- _Goal of the exercise_
Write out all of the data exactly as it appears.

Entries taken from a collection

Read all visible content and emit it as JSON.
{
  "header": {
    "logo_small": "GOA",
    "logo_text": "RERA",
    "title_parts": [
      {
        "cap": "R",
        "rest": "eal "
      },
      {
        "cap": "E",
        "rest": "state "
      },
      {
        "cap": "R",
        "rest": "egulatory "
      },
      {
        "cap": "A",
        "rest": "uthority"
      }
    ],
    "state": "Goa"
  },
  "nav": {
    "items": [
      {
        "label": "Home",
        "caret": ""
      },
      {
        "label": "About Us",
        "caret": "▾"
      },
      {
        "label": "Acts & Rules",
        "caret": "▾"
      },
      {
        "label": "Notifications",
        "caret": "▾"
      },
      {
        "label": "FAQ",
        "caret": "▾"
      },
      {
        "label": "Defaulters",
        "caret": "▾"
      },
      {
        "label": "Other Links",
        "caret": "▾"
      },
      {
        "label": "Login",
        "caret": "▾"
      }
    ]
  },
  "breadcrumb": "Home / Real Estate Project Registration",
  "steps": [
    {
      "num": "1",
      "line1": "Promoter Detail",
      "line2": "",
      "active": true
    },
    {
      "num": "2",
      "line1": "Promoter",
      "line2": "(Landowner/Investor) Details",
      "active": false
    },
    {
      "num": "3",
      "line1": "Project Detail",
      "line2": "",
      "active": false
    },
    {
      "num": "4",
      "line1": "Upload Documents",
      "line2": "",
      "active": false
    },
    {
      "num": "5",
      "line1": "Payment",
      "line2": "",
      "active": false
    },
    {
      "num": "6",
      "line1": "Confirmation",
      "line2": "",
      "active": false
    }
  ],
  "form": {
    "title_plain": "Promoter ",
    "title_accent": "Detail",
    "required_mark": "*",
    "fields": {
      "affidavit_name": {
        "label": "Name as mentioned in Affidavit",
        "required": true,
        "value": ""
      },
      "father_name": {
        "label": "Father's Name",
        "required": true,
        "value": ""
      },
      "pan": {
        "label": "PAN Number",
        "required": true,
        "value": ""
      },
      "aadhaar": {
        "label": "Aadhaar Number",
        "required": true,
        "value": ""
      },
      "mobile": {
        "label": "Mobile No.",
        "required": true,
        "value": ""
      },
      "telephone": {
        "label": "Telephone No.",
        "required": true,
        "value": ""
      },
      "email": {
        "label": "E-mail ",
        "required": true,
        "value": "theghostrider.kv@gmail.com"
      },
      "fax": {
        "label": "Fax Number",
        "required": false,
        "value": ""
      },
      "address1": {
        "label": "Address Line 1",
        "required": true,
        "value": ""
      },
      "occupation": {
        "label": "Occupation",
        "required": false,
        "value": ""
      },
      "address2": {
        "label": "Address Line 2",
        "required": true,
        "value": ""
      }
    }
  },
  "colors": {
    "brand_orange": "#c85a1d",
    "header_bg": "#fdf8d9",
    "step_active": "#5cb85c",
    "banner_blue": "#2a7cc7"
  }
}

- _Response to the exercise_
Read all visible content and emit it as JSON.
{
  "header": {
    "logo_small": "GOA",
    "logo_text": "RERA",
    "title_parts": [
      {
        "cap": "R",
        "rest": "eal "
      },
      {
        "cap": "E",
        "rest": "state "
      },
      {
        "cap": "R",
        "rest": "egulatory "
      },
      {
        "cap": "A",
        "rest": "uthority"
      }
    ],
    "state": "Goa"
  },
  "nav": {
    "items": [
      {
        "label": "Home",
        "caret": ""
      },
      {
        "label": "About Us",
        "caret": "▾"
      },
      {
        "label": "Acts & Rules",
        "caret": "▾"
      },
      {
        "label": "Notifications",
        "caret": "▾"
      },
      {
        "label": "FAQ",
        "caret": "▾"
      },
      {
        "label": "Defaulters",
        "caret": "▾"
      },
      {
        "label": "Other Links",
        "caret": "▾"
      },
      {
        "label": "Login",
        "caret": "▾"
      }
    ]
  },
  "breadcrumb": "Home / Real Estate Project Registration",
  "steps": [
    {
      "num": "1",
      "line1": "Promoter Detail",
      "line2": "",
      "active": true
    },
    {
      "num": "2",
      "line1": "Promoter",
      "line2": "(Landowner/Investor) Details",
      "active": false
    },
    {
      "num": "3",
      "line1": "Project Detail",
      "line2": "",
      "active": false
    },
    {
      "num": "4",
      "line1": "Upload Documents",
      "line2": "",
      "active": false
    },
    {
      "num": "5",
      "line1": "Payment",
      "line2": "",
      "active": false
    },
    {
      "num": "6",
      "line1": "Confirmation",
      "line2": "",
      "active": false
    }
  ],
  "form": {
    "title_plain": "Promoter ",
    "title_accent": "Detail",
    "required_mark": "*",
    "fields": {
      "affidavit_name": {
        "label": "Name as mentioned in Affidavit",
        "required": true,
        "value": ""
      },
      "father_name": {
        "label": "Father's Name",
        "required": true,
        "value": ""
      },
      "pan": {
        "label": "PAN Number",
        "required": true,
        "value": ""
      },
      "aadhaar": {
        "label": "Aadhaar Number",
        "required": true,
        "value": ""
      },
      "mobile": {
        "label": "Mobile No.",
        "required": true,
        "value": ""
      },
      "telephone": {
        "label": "Telephone No.",
        "required": true,
        "value": ""
      },
      "email": {
        "label": "E-mail ",
        "required": true,
        "value": "theghostrider.kv@gmail.com"
      },
      "fax": {
        "label": "Fax Number",
        "required": false,
        "value": ""
      },
      "address1": {
        "label": "Address Line 1",
        "required": true,
        "value": ""
      },
      "occupation": {
        "label": "Occupation",
        "required": false,
        "value": ""
      },
      "address2": {
        "label": "Address Line 2",
        "required": true,
        "value": ""
      }
    }
  },
  "colors": {
    "brand_orange": "#c85a1d",
    "header_bg": "#fdf8d9",
    "step_active": "#5cb85c",
    "banner_blue": "#2a7cc7"
  }
}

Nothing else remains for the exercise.